CHESS. Chess is a game of strategy con sisting • of regularly developed attack and de fense with a definite objective toward which all operations are directed and to which they are subordinated. It may aspire to the dignity of both an art and a science. It cultivates both memory and reason and what may be called °geometrical sense') and at the same time is one of the most fascinating recreations. Steinitz, Zuckertort and Blackburne, noted masters of the game, have developed such intellectual powers, in play, that they have not infrequently engaged successfully in as many as 14 games simulta neously, without looking at the board. With 32 men on each board at the opening, and 64 squares on each board to cover, this is surely remarkable.
Chess is a very ancient game, probably long antedating any extant records. Although the first authentic literature on chess came from the Arabs and Hebrews, in Granada, about the 11th century, it is quite clear that it was already widespread among Mohammedan nations. It is probable that it originated in China, and passed into India, where it was known as °Char tarungai and was played by four persons, and that from India it spread to Persia about the beginning of the 7th century of our era. It was then adopted by the Arab conquerors of that country and introduced into Europe.
The accompanying engraving shows the pieces, which are manufactured in variously modified forms in position at the opening of play, and the hoard upon which the game is The board is divided into 64 squares, and the opposing forces occupy the limits of these squares.
The four squares counting from the b'ng's square to the right are called the Icing's side, and the four squares from the queen to the left, the queen's side of board. The squares counting from the white to the black are called files, and in a direction perpendicular to the files, rows. For purposes of description, eacir square on the board is designated in two ways, in accordance with its relation to the position of the black or white rear men, as originally set in the preceding diagidoi. Each file is
named after the rear row piece standing thereon. The rows are numbered consecutively across the board. If white plays, the position of the white piece is designated by naming the file on which it stands, while the row is Lum bered from the white side; similarly, if black plays, the row is numbered from the black side.
The rear men are named as indicated in the diagram and are known as pieces. The front row men are called pawns. Where there are two pieces of the same name, they are dis tinguished as king's or queen's pieces, through out the game, in accordance with their greater nearness to the king or queen, as originally set.
In notation the abbreviations are as follows: King K.
King's bishop g sen's bishop King's knight K. Kt. n 's s knight R.
K rook and was K R.
The movements of the pawns and pieces are as follows: Each pawn moves straight for ward one square at a time. On its first move, however, it may, at the option of the player, advance two squares, if there is no piece in the way. It cannot take an opposing piece directly in front. It captures an opposing piece only when it is one square diagonally to the right or the left. The captured piece is then removed from the board, and the capturing pawn placed on the square. All other chess men capture an opposing piece by stopping on the square it occupies, as they move. Should a pawn, in moving two squares, pass the diagonal of an opponent's pawn, the opponent may "take it in passing) by moving on to the square it crossed, Should a pawn succeed in reaching the eighth row, the player may replace it by any piece he desires.

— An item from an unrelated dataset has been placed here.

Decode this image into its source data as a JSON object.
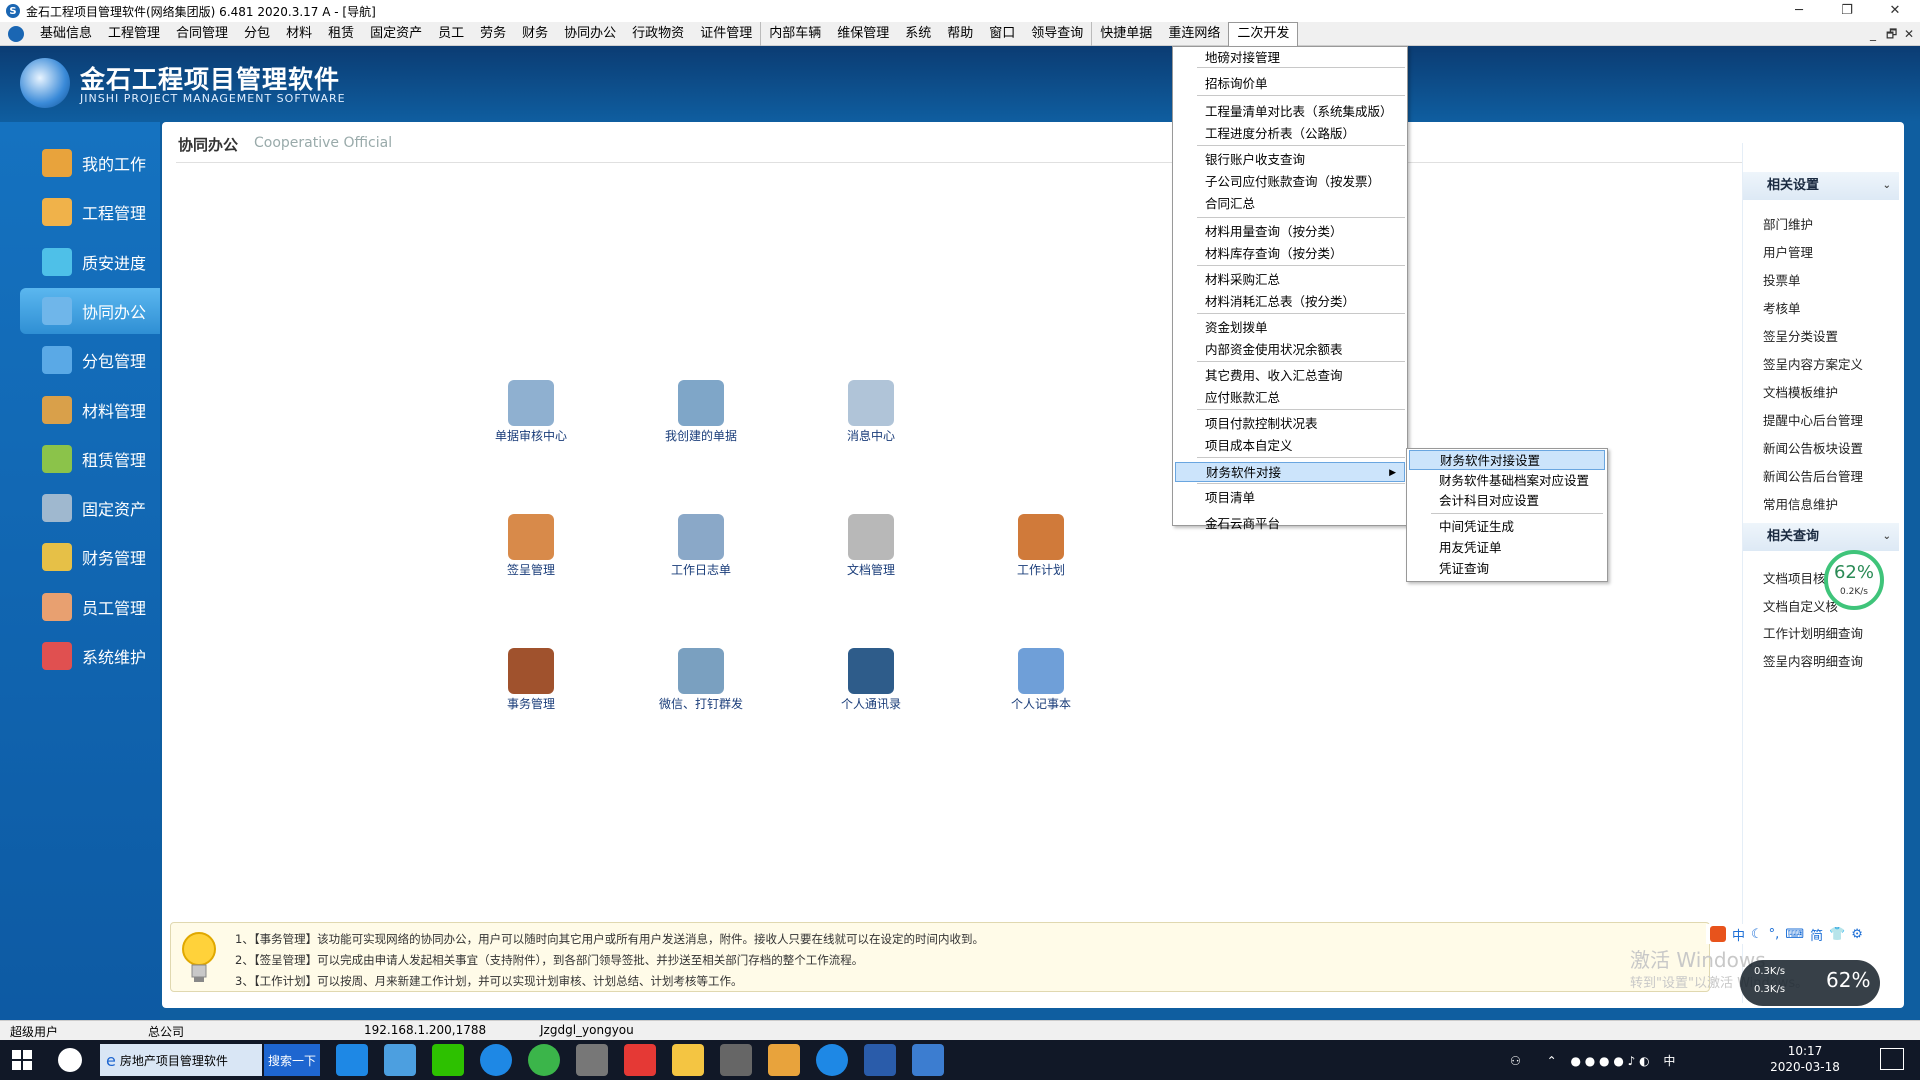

The rook may move in a Straight line up or down the file, or row, any number of squares at the option of the player unless obstructed by his own or an opposing man. If the obstruc tion is by an opposing man it may be captured or not, as the player wills.